The book completely changed my life and opened my eyes to everything I didn’t realize about my privilege as a white person. The book describes why some white people are highly problematic or defensive in the conversation of racism. The book is written by a white woman, Robin Diangelo. She wrote the book for white people to inform them on topics of race and essential terms. The book doesn’t claim to solve the problem of racism. Instead, it educates and points out things that white people say and do in those conversations that are harmful in the battle against racism.

Robin points out the problematic behavior and thought processes of white people in those critical conversations, which I believe is the starting point for change. She educates the readers on aspects that many white people may not know about. She also discusses how allies can hurt the people they are trying to protect by believing that they are so above racism – which then, they become part of the problem themselves. She defines and explains white fragility and how it is harmful to our society. White people need to take ownership of their privilege and use that privilege to help others without slowing progress by being defensive in conversations about racism.

She breaks down white privilege and how it doesn’t mean that white people do not face problems, but it means that we don’t face the particular issue of racism. She breaks down how race is a social construction. I study Women and Gender Studies and try to be a helpful ally in the fight against racism and oppression against minorities. This book is perfect for any white person trying to better themselves and educate themselves on racism. I realized so many problematic points that white people I know try to make when I try to discuss racism with them.

By being educated on the topic of racism, intersectionality, privilege, oppression, and other terms that Robin breaks down for us and genuinely assessing ourselves and our own biases, we can then begin to work outwards to help those around us be more educated in the fight against racism. I highly recommend this book and think that any white person who reads it will have a deeper understanding and bigger respect for others’ struggles.


Grace Thomas

Coastal Carolina '21
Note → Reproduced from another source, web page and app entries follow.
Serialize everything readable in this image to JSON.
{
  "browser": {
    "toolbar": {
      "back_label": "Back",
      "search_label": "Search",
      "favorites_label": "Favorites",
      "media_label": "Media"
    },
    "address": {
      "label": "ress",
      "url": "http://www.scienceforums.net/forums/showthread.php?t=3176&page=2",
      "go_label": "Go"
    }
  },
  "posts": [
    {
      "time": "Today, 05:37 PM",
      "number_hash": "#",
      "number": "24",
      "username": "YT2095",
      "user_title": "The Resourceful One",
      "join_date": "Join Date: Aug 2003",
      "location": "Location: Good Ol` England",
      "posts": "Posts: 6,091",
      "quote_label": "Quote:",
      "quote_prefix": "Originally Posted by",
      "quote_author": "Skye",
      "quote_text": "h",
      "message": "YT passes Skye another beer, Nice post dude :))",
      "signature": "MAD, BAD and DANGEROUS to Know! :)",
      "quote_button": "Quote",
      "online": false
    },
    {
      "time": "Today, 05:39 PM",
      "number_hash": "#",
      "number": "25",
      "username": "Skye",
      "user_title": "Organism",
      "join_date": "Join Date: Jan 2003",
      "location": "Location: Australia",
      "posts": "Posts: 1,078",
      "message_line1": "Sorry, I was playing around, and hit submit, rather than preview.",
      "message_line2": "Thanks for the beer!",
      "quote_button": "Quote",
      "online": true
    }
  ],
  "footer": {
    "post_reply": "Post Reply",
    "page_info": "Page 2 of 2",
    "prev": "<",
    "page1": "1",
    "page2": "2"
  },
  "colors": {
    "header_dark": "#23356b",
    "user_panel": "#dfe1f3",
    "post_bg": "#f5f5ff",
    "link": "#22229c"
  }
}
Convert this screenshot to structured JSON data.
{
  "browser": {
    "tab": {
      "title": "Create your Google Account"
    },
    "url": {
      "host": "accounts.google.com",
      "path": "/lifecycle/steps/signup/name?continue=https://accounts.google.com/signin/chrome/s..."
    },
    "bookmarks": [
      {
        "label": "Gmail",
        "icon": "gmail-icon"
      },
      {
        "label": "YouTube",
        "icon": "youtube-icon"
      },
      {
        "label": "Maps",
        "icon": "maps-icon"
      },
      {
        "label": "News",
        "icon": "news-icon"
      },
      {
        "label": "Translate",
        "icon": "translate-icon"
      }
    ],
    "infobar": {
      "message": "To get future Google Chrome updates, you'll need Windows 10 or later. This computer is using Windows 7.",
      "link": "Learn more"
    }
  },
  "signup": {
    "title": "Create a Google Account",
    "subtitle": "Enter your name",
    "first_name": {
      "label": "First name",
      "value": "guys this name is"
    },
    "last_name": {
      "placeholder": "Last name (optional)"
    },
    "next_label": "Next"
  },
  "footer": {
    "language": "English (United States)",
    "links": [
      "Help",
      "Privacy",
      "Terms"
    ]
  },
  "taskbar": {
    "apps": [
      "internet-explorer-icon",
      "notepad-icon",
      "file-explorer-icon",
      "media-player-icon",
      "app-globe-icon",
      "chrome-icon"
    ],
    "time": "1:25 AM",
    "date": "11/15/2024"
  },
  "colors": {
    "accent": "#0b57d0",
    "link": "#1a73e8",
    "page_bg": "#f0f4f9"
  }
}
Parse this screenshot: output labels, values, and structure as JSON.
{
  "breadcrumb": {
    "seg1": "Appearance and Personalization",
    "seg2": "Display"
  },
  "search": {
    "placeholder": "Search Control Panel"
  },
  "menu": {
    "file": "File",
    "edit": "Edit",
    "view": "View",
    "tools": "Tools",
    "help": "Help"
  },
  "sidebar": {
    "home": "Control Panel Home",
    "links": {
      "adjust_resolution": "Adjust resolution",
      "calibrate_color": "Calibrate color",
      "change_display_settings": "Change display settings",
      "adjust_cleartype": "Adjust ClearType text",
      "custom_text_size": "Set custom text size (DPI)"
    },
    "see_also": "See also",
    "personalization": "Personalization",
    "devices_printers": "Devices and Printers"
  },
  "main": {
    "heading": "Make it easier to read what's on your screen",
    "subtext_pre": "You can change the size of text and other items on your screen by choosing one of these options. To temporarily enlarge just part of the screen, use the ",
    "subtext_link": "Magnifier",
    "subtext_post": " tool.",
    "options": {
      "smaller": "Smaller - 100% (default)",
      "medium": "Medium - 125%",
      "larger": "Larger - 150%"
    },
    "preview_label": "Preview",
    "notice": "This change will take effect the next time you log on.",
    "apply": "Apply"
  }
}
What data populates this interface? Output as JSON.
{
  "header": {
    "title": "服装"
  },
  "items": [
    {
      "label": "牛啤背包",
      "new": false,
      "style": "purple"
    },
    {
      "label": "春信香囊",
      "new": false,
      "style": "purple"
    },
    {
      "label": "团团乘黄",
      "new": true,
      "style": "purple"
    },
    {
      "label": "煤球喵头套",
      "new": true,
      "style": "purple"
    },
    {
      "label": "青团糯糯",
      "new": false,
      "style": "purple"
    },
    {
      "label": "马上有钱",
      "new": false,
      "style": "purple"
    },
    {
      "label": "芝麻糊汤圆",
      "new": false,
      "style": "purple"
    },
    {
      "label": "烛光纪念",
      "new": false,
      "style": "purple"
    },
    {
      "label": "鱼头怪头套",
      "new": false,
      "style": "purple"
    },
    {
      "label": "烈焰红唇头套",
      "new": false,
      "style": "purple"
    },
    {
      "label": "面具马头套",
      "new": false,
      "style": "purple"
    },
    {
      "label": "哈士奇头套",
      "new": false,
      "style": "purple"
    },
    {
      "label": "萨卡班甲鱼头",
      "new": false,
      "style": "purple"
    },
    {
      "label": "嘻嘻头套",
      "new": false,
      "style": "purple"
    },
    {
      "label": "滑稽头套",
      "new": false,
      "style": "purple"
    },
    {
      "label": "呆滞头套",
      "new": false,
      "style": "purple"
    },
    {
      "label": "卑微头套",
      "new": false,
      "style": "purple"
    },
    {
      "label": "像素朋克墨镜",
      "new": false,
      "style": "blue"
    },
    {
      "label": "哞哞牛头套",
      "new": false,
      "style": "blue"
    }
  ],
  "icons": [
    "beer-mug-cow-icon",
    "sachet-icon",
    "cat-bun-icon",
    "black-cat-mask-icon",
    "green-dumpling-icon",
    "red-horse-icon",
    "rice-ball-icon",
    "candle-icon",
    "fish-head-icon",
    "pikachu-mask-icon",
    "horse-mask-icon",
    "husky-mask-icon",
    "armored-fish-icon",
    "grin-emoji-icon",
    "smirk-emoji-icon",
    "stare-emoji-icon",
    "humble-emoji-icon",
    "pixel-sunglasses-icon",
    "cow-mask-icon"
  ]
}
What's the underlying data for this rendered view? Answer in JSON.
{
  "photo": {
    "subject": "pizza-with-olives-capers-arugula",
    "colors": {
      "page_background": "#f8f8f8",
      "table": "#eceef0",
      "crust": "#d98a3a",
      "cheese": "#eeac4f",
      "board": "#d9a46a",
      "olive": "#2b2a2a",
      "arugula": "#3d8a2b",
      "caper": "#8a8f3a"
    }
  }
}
Grace Kelli Thomas is a senior Forensic Psychology major with a minor in Women and Gender Studies. She enjoys reading, painting, and helping others. Her goals in life are to be a counselor for at-risk youth or on a college campus and eventually a college professor. She also hopes to participate in activism and be an author.